Had Yahoo!’s ambition to maximize the financial upside of their Geocities acquisition ended with this single oversight, Geocities may have grown into a platform that could rival the Social Media Giants of Today.
Unfortunately, in 2001 Yahoo! Released a premium Geocities service that allowed more hosting and bandwidth. While this was a good move for users at first, there was now a wide gap in the quality of experience between the free and premium service.
This would eventually drive the free service into obsolescence and with it, the main source of growth for Geocities. Combined with the emergence of new platforms, Geocities userbase would continue to dwindle until 2009 when Yahoo! eventually put the service to rest.
The Resurrection and an Appreciation of Geocities at its Finest.
Fortunately for us, the death of Geocities was temporary and only somewhat complete.
Jason Scott, leader of the Archive Team, was nominated with the task of preserving what was then rightly considered a monumental portion of human history on the Internet. The motivation behind this was plainly stated in a short public post Jason made following Yahoo’s announcement to shut down Geocities.
Part of that post reads:
“It’s cute and pithy to say “Well, good fucking riddance to Geocities”. And I totally understand that outlook, make no mistake. Many pages are amateurish. A lot have broken links, even internally. The content is tiny on a given page. And there are many sites which have been dead for over a decade. But please recall, if you will, that for hundreds of thousands of people, this was their first website. This was where you went to get the chance to publish your ideas to the largest audience you might ever have dreamed of having. Your pet subject or conspiracy theory or collection of writings left the safe confines of your Windows 3.1 box and became something you could walk up to any internet-connected user, hand them the URL, and know they would be able to see your stuff.”
Thanks to the efforts of the Archive Team, a whopping torrent of over 650 GB was created, the entirety of Geocities webpages held within. A part of human history was saved and remains available for download to this day.
Since then, GeoCities has become a topic of nostalgia, research, and artistic appreciation. The easy to use nature of the service lent itself to ease of expression that was not found anywhere else at the time and with that ease of expression, came the emergence of aesthetics pieces that are being displayed even to this day.

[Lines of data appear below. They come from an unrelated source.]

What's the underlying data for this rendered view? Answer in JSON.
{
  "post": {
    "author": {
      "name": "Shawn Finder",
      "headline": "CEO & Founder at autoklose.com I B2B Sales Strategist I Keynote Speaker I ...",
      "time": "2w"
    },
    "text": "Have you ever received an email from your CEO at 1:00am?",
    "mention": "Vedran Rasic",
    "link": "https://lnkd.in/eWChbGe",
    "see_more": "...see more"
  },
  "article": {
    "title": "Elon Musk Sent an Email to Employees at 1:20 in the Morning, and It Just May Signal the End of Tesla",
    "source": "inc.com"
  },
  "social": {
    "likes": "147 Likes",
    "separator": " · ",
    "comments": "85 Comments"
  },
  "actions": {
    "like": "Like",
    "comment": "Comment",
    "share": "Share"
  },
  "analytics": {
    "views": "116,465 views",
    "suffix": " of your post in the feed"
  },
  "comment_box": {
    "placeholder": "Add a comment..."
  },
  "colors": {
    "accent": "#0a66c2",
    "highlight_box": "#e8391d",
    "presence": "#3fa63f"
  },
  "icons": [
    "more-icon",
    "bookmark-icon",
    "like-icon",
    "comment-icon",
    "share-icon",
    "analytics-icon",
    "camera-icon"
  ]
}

Cameron’s World is a brief web-collage that stands as “a tribute to the lost days of unrefined self-expression on the Internet”. You can find a link to Cameron’s World here, but below you’ll find a few samples from the collage. It is HIGHLY recommended that you visit the original link, since many art features are animated in their original formats.
Since the early efforts of the Archive Team, many others have taken up the calling of preserving this piece of Internet history, through displaying the sometimes obscure aesthetic pieces online. Olia Lialina and Gragan Espenchied are two Internet Archaeologists, who have done just that with their “One Terabyte of Kilobyte Age” Tumblr and blog.
Here are a few of my recent favorites from their sites.
(P.S. Their Tumblr features over 16,000 pages of amazing content, so be sure to check it out here.)